The study by the UN’s agencies for labour and migration along with the Walk Free Foundation found that at the end of last year, 28 million people were in forced labour and 22 million living in a marriage they had been forced into.

That means nearly one out of every 150 people in the world are caught up in modern forms of slavery, the report said.

The Covid-19 pandemic, which worsened conditions and swelled debt levels for many workers, has heightened the risk, the report found.

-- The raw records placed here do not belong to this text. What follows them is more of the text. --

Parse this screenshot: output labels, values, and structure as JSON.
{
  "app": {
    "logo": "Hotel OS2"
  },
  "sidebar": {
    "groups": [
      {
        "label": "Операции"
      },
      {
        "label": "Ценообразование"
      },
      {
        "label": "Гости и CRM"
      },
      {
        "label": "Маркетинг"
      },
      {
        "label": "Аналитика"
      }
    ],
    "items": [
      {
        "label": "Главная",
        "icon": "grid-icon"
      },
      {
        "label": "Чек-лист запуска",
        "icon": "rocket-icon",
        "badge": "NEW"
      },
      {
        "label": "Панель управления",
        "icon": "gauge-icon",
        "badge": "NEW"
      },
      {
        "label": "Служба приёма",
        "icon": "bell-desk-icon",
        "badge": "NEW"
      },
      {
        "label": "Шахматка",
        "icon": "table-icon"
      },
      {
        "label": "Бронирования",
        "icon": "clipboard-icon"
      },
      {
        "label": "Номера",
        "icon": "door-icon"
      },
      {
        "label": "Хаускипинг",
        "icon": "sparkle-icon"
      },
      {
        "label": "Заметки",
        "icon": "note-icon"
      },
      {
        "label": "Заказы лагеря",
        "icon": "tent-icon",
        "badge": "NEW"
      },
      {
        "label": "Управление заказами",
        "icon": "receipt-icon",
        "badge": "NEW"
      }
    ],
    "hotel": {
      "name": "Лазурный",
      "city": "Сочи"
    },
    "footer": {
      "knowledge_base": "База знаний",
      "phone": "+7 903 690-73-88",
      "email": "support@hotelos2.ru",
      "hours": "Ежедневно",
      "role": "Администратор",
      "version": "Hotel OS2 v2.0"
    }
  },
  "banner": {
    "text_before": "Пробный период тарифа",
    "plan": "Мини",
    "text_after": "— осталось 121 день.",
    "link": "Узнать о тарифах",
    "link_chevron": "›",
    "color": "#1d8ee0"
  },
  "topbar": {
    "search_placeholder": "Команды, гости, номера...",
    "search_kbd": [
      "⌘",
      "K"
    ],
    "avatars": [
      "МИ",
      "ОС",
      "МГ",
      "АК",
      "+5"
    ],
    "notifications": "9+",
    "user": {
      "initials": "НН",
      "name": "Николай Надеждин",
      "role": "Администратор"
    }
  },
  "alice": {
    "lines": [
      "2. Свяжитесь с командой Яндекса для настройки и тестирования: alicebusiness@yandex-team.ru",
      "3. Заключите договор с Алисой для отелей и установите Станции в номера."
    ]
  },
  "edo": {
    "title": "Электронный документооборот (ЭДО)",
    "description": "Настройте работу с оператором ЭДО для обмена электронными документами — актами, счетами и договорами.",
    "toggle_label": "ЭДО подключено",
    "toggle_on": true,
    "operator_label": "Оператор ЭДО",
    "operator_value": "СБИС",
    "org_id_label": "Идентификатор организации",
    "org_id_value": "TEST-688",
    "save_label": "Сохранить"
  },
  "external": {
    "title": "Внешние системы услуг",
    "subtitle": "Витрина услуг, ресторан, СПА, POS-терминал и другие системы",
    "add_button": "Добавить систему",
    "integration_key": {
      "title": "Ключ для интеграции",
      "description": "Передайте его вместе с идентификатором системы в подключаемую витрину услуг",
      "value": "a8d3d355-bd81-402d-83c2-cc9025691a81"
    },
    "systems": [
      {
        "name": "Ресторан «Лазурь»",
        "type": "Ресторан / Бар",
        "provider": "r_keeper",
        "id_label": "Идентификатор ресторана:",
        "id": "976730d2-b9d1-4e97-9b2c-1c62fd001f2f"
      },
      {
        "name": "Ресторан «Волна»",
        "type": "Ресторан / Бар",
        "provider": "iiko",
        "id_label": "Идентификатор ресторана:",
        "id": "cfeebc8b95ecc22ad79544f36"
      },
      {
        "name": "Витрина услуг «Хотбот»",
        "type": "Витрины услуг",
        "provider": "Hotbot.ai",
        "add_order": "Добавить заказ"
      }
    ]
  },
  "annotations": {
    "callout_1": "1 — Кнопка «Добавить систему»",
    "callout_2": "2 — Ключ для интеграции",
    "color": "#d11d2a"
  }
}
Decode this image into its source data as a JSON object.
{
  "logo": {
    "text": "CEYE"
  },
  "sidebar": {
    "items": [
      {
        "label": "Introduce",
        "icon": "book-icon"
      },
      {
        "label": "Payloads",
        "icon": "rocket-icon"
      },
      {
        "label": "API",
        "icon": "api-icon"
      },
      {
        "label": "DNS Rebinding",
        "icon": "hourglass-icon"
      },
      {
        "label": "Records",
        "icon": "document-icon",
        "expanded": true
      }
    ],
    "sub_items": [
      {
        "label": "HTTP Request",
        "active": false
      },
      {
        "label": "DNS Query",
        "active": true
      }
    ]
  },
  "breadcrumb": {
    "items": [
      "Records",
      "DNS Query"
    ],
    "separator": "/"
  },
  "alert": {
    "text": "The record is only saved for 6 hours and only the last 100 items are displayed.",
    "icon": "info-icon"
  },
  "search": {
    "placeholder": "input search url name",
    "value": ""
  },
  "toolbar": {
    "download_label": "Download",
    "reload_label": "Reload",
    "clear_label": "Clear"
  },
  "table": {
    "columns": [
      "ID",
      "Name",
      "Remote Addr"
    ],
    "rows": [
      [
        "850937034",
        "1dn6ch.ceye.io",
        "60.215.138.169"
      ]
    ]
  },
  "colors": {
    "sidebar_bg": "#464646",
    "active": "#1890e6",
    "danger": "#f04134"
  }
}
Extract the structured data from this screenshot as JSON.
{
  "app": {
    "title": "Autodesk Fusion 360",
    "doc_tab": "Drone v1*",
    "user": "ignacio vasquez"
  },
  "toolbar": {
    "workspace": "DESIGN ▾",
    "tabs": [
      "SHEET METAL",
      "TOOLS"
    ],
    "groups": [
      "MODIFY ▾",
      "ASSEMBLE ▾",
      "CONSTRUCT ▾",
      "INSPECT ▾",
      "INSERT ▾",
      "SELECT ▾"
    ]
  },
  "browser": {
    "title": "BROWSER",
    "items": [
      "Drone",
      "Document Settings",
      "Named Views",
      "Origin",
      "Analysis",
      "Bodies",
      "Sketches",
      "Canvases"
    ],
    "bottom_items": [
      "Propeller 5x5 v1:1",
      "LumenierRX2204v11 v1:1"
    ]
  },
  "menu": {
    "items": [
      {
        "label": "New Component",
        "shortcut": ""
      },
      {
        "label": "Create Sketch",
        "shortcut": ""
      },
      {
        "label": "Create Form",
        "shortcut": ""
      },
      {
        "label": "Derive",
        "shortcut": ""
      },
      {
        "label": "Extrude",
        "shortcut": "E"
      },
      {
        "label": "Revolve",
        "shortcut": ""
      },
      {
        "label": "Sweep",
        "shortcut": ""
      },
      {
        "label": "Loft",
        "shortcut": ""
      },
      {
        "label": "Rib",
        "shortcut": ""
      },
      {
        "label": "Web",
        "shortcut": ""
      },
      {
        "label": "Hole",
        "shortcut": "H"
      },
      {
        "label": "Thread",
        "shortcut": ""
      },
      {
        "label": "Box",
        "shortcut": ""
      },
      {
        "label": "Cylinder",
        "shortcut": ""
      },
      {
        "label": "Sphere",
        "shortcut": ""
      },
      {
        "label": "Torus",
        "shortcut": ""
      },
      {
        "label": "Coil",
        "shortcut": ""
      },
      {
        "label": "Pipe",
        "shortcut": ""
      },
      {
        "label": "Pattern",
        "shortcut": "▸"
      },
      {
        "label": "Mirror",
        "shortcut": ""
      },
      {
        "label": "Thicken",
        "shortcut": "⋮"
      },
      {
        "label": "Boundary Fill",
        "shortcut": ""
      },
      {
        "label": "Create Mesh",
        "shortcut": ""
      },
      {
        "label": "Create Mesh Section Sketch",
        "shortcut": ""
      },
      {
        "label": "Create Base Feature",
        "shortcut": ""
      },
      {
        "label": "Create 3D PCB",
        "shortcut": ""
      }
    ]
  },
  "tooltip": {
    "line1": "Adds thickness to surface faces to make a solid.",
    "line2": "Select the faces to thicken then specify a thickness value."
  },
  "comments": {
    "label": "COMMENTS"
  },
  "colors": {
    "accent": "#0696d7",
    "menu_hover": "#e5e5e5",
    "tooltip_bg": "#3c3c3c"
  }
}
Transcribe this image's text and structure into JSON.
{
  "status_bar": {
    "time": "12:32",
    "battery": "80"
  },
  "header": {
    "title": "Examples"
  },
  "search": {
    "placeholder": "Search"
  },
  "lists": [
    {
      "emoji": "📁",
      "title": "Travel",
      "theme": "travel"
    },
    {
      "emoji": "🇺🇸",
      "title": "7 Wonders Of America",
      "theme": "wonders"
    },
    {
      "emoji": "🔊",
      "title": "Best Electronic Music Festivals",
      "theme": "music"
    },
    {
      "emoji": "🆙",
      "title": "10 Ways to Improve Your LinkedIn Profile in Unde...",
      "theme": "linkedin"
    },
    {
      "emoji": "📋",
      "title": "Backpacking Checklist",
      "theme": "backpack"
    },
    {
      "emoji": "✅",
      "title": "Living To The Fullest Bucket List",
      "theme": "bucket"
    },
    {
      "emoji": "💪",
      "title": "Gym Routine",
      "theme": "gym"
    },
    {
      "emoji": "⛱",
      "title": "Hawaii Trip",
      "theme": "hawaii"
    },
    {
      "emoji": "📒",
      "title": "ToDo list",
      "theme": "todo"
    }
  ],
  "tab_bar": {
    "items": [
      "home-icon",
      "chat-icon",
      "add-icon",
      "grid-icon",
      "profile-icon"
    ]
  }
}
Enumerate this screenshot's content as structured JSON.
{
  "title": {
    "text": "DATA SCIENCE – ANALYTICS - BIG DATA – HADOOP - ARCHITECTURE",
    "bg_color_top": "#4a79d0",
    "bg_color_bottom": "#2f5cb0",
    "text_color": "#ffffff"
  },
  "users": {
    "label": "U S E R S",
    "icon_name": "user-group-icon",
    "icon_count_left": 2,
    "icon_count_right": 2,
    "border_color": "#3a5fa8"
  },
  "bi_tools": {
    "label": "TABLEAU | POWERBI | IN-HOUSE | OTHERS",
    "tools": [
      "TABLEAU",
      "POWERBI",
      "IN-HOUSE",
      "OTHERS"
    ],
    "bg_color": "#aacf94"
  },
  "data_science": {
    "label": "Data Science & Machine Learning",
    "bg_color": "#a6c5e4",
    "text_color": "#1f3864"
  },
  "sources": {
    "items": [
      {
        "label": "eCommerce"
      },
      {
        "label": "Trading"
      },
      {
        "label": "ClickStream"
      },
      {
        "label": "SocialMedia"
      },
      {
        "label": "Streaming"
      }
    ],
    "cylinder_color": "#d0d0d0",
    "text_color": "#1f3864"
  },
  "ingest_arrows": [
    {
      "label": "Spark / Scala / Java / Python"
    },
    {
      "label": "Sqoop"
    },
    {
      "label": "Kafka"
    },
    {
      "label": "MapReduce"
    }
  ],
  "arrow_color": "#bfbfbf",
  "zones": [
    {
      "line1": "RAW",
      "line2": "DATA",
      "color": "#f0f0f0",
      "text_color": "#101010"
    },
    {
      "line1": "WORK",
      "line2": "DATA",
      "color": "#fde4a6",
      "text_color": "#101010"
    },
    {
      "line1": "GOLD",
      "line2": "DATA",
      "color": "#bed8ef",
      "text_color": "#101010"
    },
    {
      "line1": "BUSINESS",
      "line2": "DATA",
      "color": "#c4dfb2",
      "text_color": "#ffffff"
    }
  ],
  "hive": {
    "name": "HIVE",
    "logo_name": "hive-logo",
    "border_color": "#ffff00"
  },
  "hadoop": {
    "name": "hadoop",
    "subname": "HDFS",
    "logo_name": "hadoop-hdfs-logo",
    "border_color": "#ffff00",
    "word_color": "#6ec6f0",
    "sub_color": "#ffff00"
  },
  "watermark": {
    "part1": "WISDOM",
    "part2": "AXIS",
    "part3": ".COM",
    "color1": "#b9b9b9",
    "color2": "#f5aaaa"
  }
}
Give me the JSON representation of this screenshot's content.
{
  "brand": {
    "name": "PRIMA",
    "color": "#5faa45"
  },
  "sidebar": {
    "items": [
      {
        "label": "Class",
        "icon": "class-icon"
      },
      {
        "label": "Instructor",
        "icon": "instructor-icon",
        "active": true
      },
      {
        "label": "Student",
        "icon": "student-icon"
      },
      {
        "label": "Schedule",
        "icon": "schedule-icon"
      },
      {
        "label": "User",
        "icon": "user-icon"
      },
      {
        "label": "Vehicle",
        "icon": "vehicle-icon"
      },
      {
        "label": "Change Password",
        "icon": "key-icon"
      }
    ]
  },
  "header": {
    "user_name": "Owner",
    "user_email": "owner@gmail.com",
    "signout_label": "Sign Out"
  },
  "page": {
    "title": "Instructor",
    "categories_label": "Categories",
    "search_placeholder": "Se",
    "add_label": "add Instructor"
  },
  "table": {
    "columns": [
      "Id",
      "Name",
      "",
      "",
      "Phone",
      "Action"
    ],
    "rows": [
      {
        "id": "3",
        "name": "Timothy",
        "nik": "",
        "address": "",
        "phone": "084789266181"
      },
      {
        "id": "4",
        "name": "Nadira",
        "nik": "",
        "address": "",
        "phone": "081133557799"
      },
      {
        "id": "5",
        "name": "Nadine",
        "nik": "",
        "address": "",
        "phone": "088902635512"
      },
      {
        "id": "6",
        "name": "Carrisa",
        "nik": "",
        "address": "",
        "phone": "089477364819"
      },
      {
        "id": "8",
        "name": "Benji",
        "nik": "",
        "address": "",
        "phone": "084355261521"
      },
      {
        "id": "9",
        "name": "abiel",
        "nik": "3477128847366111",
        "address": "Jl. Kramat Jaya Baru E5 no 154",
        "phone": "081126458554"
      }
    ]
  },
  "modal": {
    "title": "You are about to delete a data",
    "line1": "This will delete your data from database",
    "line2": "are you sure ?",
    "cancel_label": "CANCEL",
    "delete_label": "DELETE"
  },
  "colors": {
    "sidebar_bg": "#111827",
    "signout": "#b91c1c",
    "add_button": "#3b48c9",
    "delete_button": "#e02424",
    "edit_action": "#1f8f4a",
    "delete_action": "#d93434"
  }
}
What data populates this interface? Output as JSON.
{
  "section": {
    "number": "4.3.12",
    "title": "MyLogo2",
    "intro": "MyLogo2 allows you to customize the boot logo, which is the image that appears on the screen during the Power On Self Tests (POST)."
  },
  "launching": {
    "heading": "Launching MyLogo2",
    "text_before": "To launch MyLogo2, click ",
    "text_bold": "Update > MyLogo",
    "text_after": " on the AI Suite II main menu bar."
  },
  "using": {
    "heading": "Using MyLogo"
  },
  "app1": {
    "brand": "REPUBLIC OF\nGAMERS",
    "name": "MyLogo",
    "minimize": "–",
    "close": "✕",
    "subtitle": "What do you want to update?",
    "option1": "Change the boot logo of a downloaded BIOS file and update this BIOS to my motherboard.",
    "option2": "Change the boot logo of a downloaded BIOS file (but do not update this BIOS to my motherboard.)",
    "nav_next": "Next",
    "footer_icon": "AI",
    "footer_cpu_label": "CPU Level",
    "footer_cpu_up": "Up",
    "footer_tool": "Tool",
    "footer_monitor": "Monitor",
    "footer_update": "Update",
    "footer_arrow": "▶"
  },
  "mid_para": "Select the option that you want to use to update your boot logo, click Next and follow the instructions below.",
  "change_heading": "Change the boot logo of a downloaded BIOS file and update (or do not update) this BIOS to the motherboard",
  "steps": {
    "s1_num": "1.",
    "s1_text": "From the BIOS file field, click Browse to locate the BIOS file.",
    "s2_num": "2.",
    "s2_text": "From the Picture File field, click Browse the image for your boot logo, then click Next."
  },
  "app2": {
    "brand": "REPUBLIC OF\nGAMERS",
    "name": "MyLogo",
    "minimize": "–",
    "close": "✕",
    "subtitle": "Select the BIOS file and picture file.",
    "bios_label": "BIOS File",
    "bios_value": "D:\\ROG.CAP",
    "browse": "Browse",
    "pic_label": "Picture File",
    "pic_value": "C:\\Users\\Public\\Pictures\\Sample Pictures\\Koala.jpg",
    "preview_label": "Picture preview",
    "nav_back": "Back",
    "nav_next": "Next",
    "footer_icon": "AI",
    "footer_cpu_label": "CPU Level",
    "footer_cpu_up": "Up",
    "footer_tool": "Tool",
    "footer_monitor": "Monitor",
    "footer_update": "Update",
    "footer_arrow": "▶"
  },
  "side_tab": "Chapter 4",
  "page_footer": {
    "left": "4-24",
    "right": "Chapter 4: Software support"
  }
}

Coupled with the effects of climate change and armed conflicts, it has contributed to “unprecedented disruption to employment and education, increases in extreme poverty and forced and unsafe migration”, compounding the threat, it said.

“It is shocking that the situation of modern slavery is not improving,” Guy Ryder, head of the International Labour Organization (ILO), said in a statement.

“Nothing can justify the persistence of this fundamental abuse of human rights.”

It is a long-term problem, the report cautioned, with estimates indicating entrapment in forced labour can last years while forced marriage is often “a life sentence”.

Women and children are by far the most vulnerable.

Children account for one out of five people in forced labour, with more than half of them stuck in commercial sexual exploitation, the report said.

Migrant workers are more than three times likely to be in forced labour than non-migrant adult workers, it showed.

“This report underscores the urgency of ensuring that all migration is safe, orderly, and regular,” Antonio Vitorino, head of the International Organization for Migration (IOM), said in the statement.

Comments

Comments are closed.

50 million people stuck in ‘modern slavery’: UN

ECC approves wheat import of 450,000MT from Russia

Time to 'say no' to cartels, says PM, as energy bill touches $27bn

Intra-day update: rupee registers improvement against US dollar

UAE, Ukraine to start talks on bilateral trade deal

Oil prices rise after OPEC+ keeps output cut targets, China eases COVID curbs

Taliban acting defence minister holds talks with UAE president

Cotton arrival falls 40% year-on-year

Engro Corp to pursue potential investment opportunity in tower infrastructure sector

Big tax defaulters: FBR to auction off properties, trademarks

FBR set to fix minimum value for sugar supply